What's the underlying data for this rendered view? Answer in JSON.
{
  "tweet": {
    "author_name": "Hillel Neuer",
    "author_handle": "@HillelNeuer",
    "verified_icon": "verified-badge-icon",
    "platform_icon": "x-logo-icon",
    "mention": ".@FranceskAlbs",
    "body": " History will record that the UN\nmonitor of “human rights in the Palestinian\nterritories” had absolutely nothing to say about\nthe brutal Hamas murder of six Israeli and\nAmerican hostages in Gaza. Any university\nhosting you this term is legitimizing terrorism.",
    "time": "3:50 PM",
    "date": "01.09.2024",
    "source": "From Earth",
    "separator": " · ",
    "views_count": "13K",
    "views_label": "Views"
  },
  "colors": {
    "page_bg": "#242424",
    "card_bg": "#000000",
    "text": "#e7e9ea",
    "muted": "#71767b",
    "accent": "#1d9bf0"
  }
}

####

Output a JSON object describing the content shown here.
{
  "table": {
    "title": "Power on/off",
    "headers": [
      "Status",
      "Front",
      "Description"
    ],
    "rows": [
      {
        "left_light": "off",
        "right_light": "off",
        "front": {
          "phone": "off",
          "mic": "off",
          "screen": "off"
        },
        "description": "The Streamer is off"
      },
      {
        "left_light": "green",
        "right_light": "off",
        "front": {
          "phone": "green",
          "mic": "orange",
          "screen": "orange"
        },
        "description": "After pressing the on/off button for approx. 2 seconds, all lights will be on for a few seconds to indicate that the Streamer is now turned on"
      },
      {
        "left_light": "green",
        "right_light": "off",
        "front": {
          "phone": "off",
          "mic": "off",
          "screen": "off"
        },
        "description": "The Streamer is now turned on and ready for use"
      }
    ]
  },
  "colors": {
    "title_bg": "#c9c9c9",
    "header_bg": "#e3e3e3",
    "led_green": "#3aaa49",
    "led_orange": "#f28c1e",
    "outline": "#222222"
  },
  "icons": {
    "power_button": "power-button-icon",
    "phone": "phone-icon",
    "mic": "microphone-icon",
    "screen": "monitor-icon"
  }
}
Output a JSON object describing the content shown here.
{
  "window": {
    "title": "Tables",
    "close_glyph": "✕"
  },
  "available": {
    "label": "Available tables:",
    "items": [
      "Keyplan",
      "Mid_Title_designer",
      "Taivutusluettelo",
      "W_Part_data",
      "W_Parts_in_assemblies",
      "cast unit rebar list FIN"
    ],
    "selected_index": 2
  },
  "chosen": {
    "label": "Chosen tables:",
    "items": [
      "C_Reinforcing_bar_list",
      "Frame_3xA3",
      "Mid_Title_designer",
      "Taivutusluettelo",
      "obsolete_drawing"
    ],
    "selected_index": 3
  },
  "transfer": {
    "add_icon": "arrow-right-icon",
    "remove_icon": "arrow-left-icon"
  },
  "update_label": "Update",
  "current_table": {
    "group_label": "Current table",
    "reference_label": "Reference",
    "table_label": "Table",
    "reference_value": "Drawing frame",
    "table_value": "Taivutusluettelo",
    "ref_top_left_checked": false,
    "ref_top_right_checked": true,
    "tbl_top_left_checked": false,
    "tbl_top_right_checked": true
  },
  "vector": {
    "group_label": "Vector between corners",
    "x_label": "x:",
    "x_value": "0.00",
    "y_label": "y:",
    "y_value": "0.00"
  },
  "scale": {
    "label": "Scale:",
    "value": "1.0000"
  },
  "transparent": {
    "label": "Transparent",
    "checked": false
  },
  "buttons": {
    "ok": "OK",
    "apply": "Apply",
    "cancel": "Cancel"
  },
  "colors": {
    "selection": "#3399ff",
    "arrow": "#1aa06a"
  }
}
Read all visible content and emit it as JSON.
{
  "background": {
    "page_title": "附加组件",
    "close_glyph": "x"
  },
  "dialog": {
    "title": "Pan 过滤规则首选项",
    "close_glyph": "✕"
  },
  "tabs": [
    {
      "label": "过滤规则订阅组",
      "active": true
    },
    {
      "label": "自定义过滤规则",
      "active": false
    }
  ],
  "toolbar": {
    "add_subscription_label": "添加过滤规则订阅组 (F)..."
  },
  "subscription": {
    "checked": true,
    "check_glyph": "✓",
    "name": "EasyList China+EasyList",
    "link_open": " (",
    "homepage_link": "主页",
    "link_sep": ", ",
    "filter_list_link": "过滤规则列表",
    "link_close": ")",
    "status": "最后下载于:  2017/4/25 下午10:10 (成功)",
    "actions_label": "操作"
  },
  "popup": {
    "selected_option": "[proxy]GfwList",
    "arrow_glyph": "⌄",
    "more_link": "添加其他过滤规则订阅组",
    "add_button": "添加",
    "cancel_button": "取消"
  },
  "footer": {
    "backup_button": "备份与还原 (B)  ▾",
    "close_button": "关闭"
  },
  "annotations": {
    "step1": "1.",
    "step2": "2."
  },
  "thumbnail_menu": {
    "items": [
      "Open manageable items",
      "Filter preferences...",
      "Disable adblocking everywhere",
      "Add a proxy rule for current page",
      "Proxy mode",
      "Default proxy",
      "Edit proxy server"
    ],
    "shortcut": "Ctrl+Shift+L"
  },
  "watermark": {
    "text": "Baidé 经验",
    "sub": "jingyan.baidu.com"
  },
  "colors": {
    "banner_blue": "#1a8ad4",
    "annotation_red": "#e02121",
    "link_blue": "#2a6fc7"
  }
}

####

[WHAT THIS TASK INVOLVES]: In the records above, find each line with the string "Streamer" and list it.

[RESPONSE FOR THIS EXERCISE]:
        "description": "The Streamer is off"
        "description": "After pressing the on/off button for approx. 2 seconds, all lights will be on for a few seconds to indicate that the Streamer is now turned on"
        "description": "The Streamer is now turned on and ready for use"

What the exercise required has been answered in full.